(Stored data)

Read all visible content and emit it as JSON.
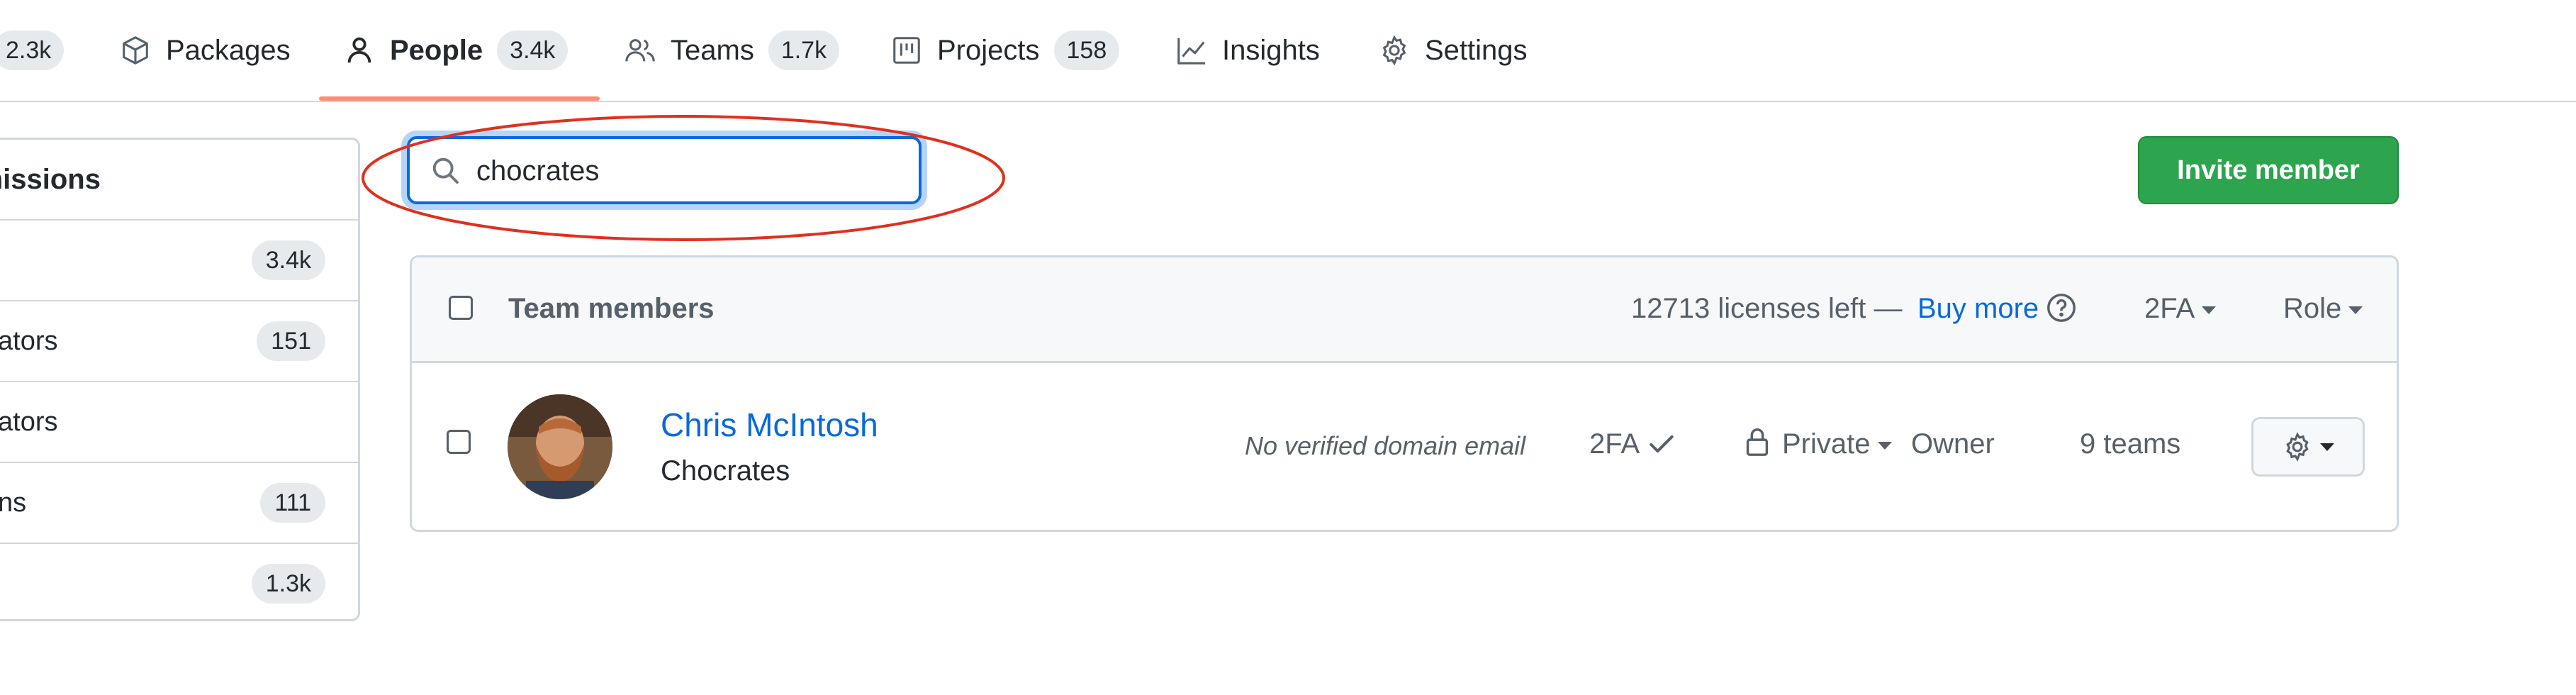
{
  "nav": {
    "repos_count": "2.3k",
    "packages": {
      "label": "Packages",
      "icon": "package-icon"
    },
    "people": {
      "label": "People",
      "count": "3.4k",
      "icon": "person-icon"
    },
    "teams": {
      "label": "Teams",
      "count": "1.7k",
      "icon": "people-icon"
    },
    "projects": {
      "label": "Projects",
      "count": "158",
      "icon": "project-icon"
    },
    "insights": {
      "label": "Insights",
      "icon": "graph-icon"
    },
    "settings": {
      "label": "Settings",
      "icon": "gear-icon"
    },
    "active_accent": "#fd8c73"
  },
  "sidebar": {
    "heading": "rmissions",
    "items": [
      {
        "label": "",
        "count": "3.4k"
      },
      {
        "label": "ators",
        "count": "151"
      },
      {
        "label": "ators",
        "count": ""
      },
      {
        "label": "ns",
        "count": "111"
      },
      {
        "label": "",
        "count": "1.3k"
      }
    ]
  },
  "search": {
    "value": "chocrates",
    "placeholder": ""
  },
  "invite_button": {
    "label": "Invite member",
    "color": "#2da44e"
  },
  "members": {
    "header_title": "Team members",
    "licenses_text": "12713 licenses left —",
    "buy_more": "Buy more",
    "help_icon": "question-icon",
    "filter_2fa": "2FA",
    "filter_role": "Role",
    "rows": [
      {
        "name": "Chris McIntosh",
        "username": "Chocrates",
        "email_note": "No verified domain email",
        "twofa": "2FA",
        "visibility": "Private",
        "role": "Owner",
        "teams": "9 teams"
      }
    ]
  },
  "annotation": {
    "color": "#e0301e"
  }
}
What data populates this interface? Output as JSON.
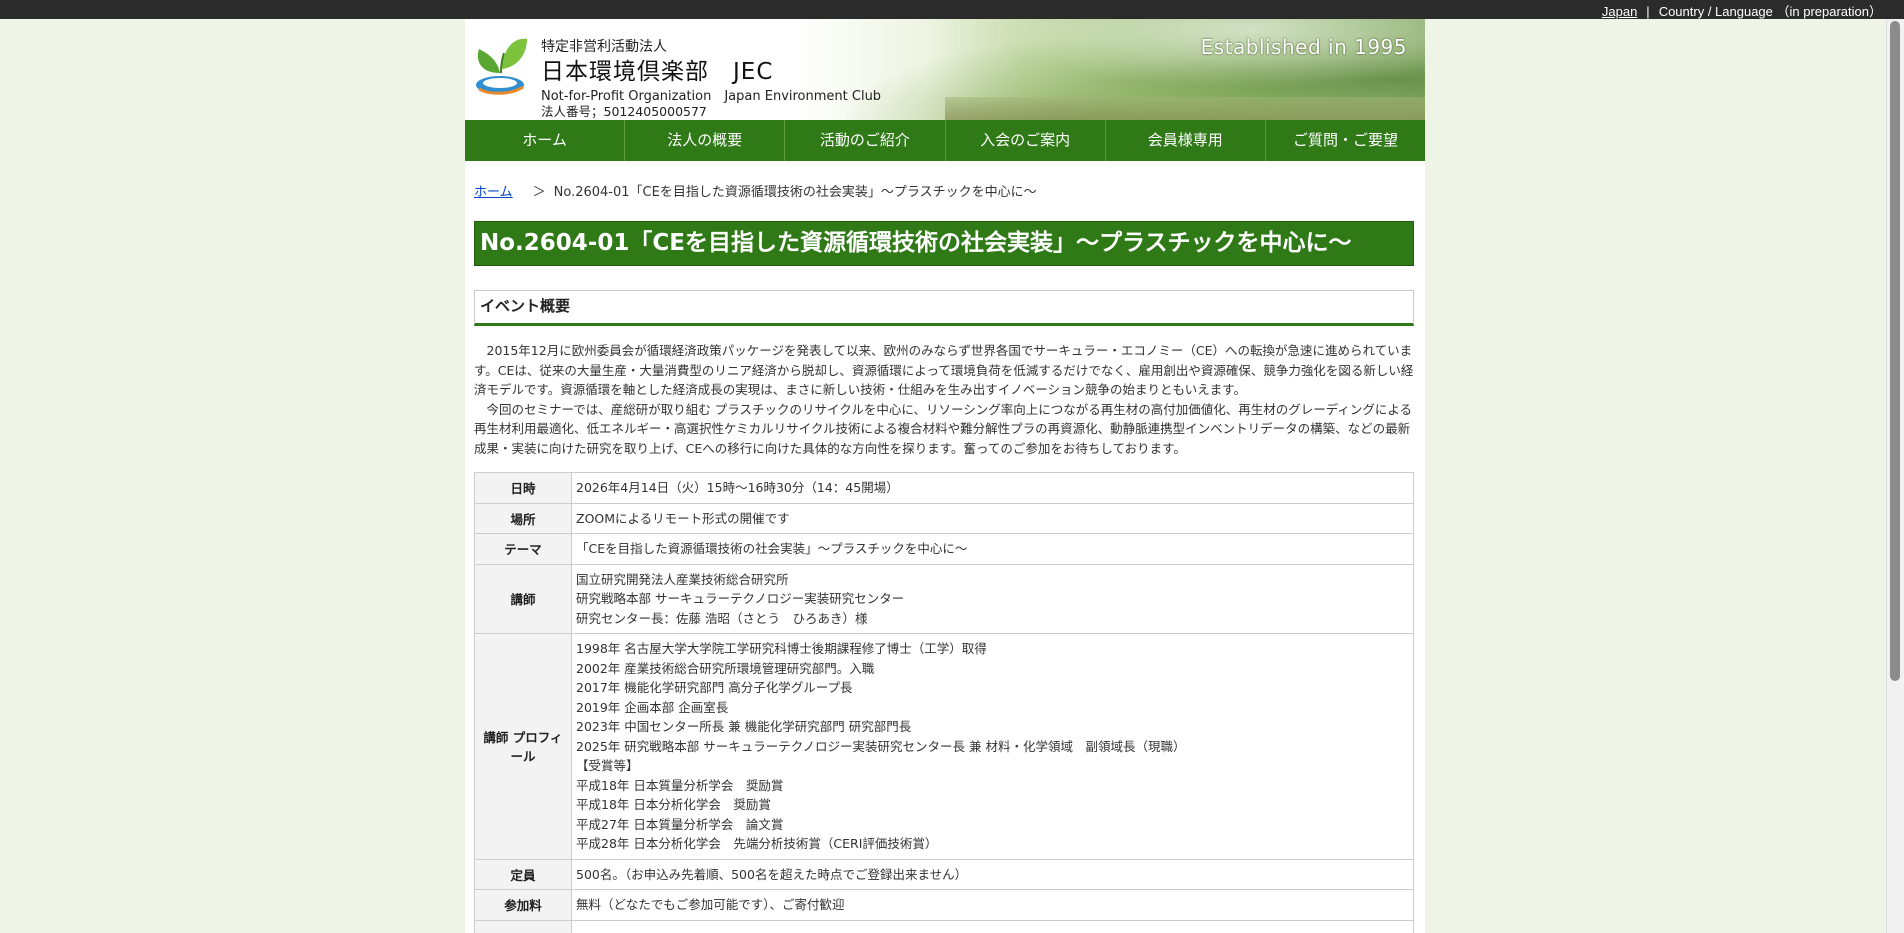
{
  "topbar": {
    "japan_link": "Japan",
    "separator": "|",
    "country_language": "Country / Language （in preparation）"
  },
  "header": {
    "line1": "特定非営利活動法人",
    "line2": "日本環境倶楽部　JEC",
    "line3": "Not-for-Profit Organization　Japan Environment Club",
    "line4": "法人番号；5012405000577",
    "established": "Established in 1995"
  },
  "nav": {
    "items": [
      {
        "label": "ホーム"
      },
      {
        "label": "法人の概要"
      },
      {
        "label": "活動のご紹介"
      },
      {
        "label": "入会のご案内"
      },
      {
        "label": "会員様専用"
      },
      {
        "label": "ご質問・ご要望"
      }
    ]
  },
  "breadcrumb": {
    "home": "ホーム",
    "separator": "＞",
    "current": "No.2604-01「CEを目指した資源循環技術の社会実装」～プラスチックを中心に～"
  },
  "main": {
    "title": "No.2604-01「CEを目指した資源循環技術の社会実装」～プラスチックを中心に～",
    "section_heading": "イベント概要",
    "intro": {
      "p1": "2015年12月に欧州委員会が循環経済政策パッケージを発表して以来、欧州のみならず世界各国でサーキュラー・エコノミー（CE）への転換が急速に進められています。CEは、従来の大量生産・大量消費型のリニア経済から脱却し、資源循環によって環境負荷を低減するだけでなく、雇用創出や資源確保、競争力強化を図る新しい経済モデルです。資源循環を軸とした経済成長の実現は、まさに新しい技術・仕組みを生み出すイノベーション競争の始まりともいえます。",
      "p2": "今回のセミナーでは、産総研が取り組む プラスチックのリサイクルを中心に、リソーシング率向上につながる再生材の高付加価値化、再生材のグレーディングによる再生材利用最適化、低エネルギー・高選択性ケミカルリサイクル技術による複合材料や難分解性プラの再資源化、動静脈連携型インベントリデータの構築、などの最新成果・実装に向けた研究を取り上げ、CEへの移行に向けた具体的な方向性を探ります。奮ってのご参加をお待ちしております。"
    },
    "table": {
      "datetime": {
        "label": "日時",
        "value": "2026年4月14日（火）15時～16時30分（14：45開場）"
      },
      "place": {
        "label": "場所",
        "value": "ZOOMによるリモート形式の開催です"
      },
      "theme": {
        "label": "テーマ",
        "value": "「CEを目指した資源循環技術の社会実装」～プラスチックを中心に～"
      },
      "lecturer": {
        "label": "講師",
        "lines": [
          "国立研究開発法人産業技術総合研究所",
          "研究戦略本部 サーキュラーテクノロジー実装研究センター",
          "研究センター長：佐藤 浩昭（さとう　ひろあき）様"
        ]
      },
      "profile": {
        "label_line1": "講師",
        "label_line2": "プロフィール",
        "lines": [
          "1998年 名古屋大学大学院工学研究科博士後期課程修了博士（工学）取得",
          "2002年 産業技術総合研究所環境管理研究部門。入職",
          "2017年 機能化学研究部門 高分子化学グループ長",
          "2019年 企画本部 企画室長",
          "2023年 中国センター所長 兼 機能化学研究部門 研究部門長",
          "2025年 研究戦略本部 サーキュラーテクノロジー実装研究センター長 兼 材料・化学領域　副領域長（現職）",
          "【受賞等】",
          "平成18年 日本質量分析学会　奨励賞",
          "平成18年 日本分析化学会　奨励賞",
          "平成27年 日本質量分析学会　論文賞",
          "平成28年 日本分析化学会　先端分析技術賞（CERI評価技術賞）"
        ]
      },
      "capacity": {
        "label": "定員",
        "value": "500名。（お申込み先着順、500名を超えた時点でご登録出来ません）"
      },
      "fee": {
        "label": "参加料",
        "value": "無料（どなたでもご参加可能です）、ご寄付歓迎"
      }
    }
  },
  "colors": {
    "nav_green": "#2f7a17",
    "page_bg": "#eef5e6",
    "link_blue": "#0645c8",
    "topbar_bg": "#2b2b2b"
  },
  "icons": {
    "logo": "sprout-logo-icon"
  }
}
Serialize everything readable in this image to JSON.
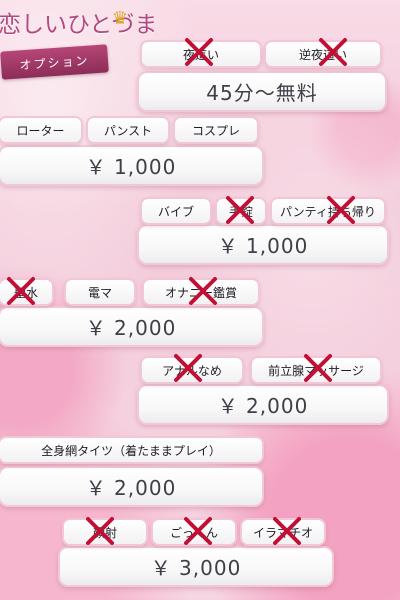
{
  "header": {
    "logo_text": "恋しいひとづま",
    "badge": "オプション"
  },
  "groups": [
    {
      "tags": [
        {
          "label": "夜這い",
          "unavailable": true
        },
        {
          "label": "逆夜這い",
          "unavailable": true
        }
      ],
      "price": "45分〜無料"
    },
    {
      "tags": [
        {
          "label": "ローター",
          "unavailable": false
        },
        {
          "label": "パンスト",
          "unavailable": false
        },
        {
          "label": "コスプレ",
          "unavailable": false
        }
      ],
      "price": "￥ 1,000"
    },
    {
      "tags": [
        {
          "label": "バイブ",
          "unavailable": false
        },
        {
          "label": "手錠",
          "unavailable": true
        },
        {
          "label": "パンティ持ち帰り",
          "unavailable": true
        }
      ],
      "price": "￥ 1,000"
    },
    {
      "tags": [
        {
          "label": "聖水",
          "unavailable": true
        },
        {
          "label": "電マ",
          "unavailable": false
        },
        {
          "label": "オナニー鑑賞",
          "unavailable": true
        }
      ],
      "price": "￥ 2,000"
    },
    {
      "tags": [
        {
          "label": "アナルなめ",
          "unavailable": true
        },
        {
          "label": "前立腺マッサージ",
          "unavailable": true
        }
      ],
      "price": "￥ 2,000"
    },
    {
      "tags": [
        {
          "label": "全身網タイツ（着たままプレイ）",
          "unavailable": false
        }
      ],
      "price": "￥ 2,000"
    },
    {
      "tags": [
        {
          "label": "顔射",
          "unavailable": true
        },
        {
          "label": "ごっくん",
          "unavailable": true
        },
        {
          "label": "イラマチオ",
          "unavailable": true
        }
      ],
      "price": "￥ 3,000"
    }
  ]
}
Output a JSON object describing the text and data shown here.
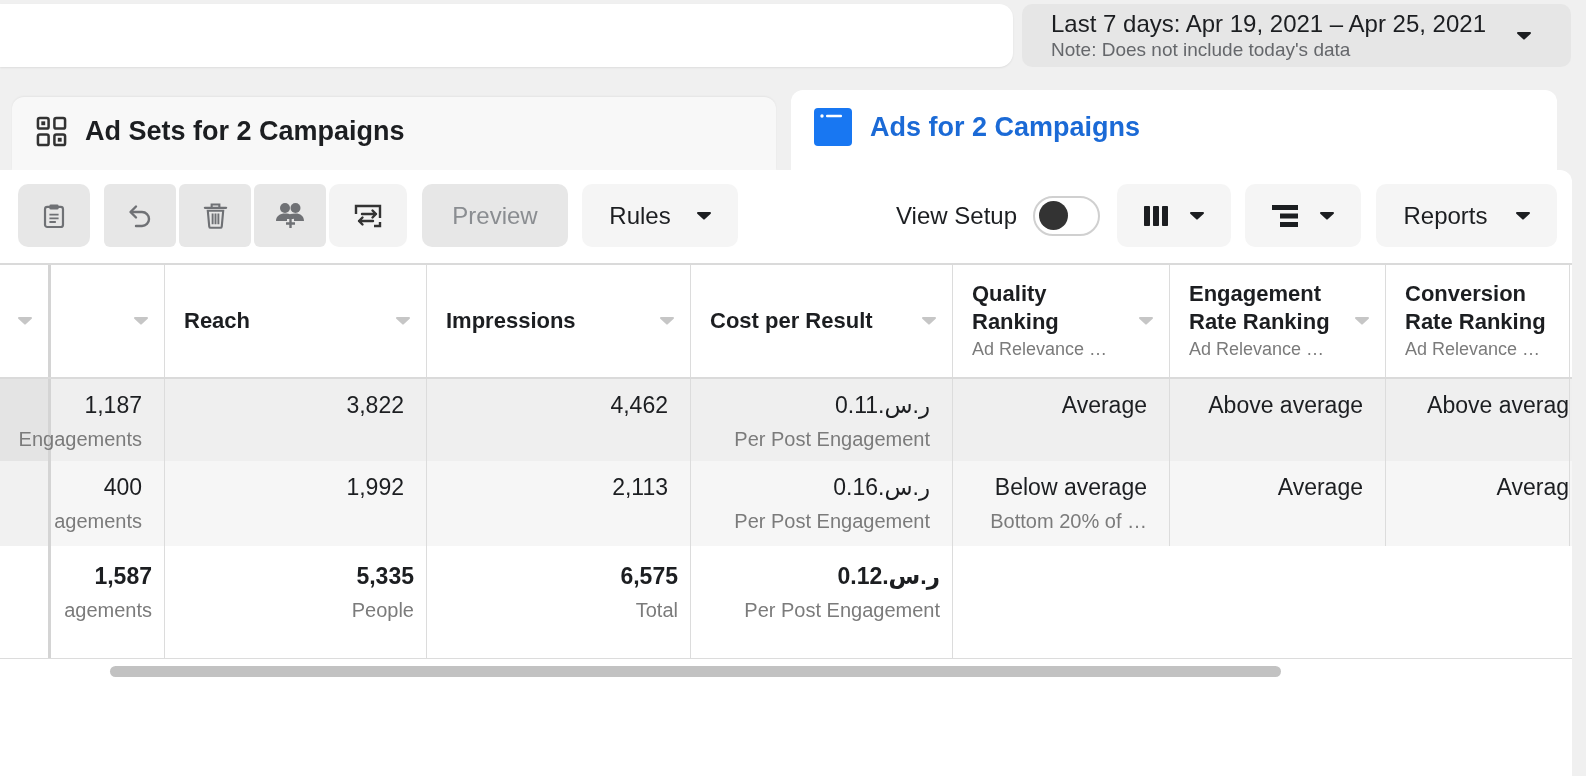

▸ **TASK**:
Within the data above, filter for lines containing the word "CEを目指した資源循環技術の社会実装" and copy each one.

▸ **RESPONSE BELOW**:
    "current": "No.2604-01「CEを目指した資源循環技術の社会実装」～プラスチックを中心に～"
    "title": "No.2604-01「CEを目指した資源循環技術の社会実装」～プラスチックを中心に～",
        "value": "「CEを目指した資源循環技術の社会実装」～プラスチックを中心に～"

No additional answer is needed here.